Methods: Premenopausal women were recruited during their annual screening mammogram at the Washington University School of Medicine in St. Louis, MO. Untargeted lipidomic profiling for 982 lipid species was performed at Metabolon (Durham, NC®), and volumetric measures of MBD (volumetric percent density (VPD), dense volume (DV), and non-dense volume (NDV)) was assessed using Volpara 1.5 (Volpara Health®). We performed multivariable linear regression models to investigate the associations of lipid species with MBD and calculated the covariate-adjusted least square mean of MBD by quartiles of lipid species. MBD measures were log10 transformed, and lipid species were standardized. Linear coefficients of MBD were back-transformed and considered significant if the Bonferroni corrected p-value was < 0.05.
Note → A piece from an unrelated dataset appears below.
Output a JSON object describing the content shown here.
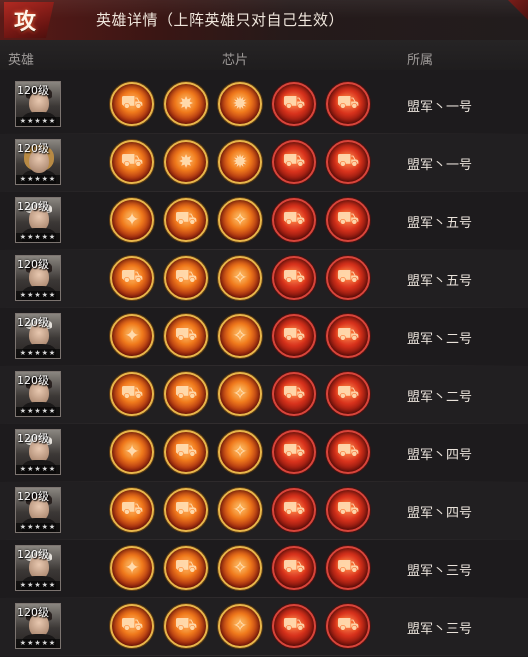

Results: Of the 705 premenopausal women, 72% were non-Hispanic white, and 23% were non-Hispanic black. Mean age, and BMI were 46 years and 30 kg/m2, respectively. Fifty-six lipid species were significantly associated with VPD (52 inversely and 4 positively). The lipid species with positive associations were phosphatidylcholine (PC)(18:1/18:1), lysophosphatidylcholine (LPC)(18:1), lactosylceramide (LCER)(14:0), and phosphatidylinositol (PI)(18:1/18:1). VPD increased across quartiles of PI(18:1/18:1): (Q1 = 7.5%, Q2 = 7.7%, Q3 = 8.4%, Q4 = 9.4%, Bonferroni p-trend = 0.02). The lipid species that were inversely associated with VPD were mostly from the triacylglycerol (N = 43) and diacylglycerol (N = 7) sub-pathways. Lipid species explained some of the variation in VPD. The inclusion of lipid species increased the adjusted R2 from 0.45, for a model that includes known determinants of VPD, to 0.59.
Conclusions: We report novel lipid species that are associated with MBD in premenopausal women. Studies are needed to validate our results and the translational potential.
Read the full study here: Lipidome of mammographic breast density in premenopausal women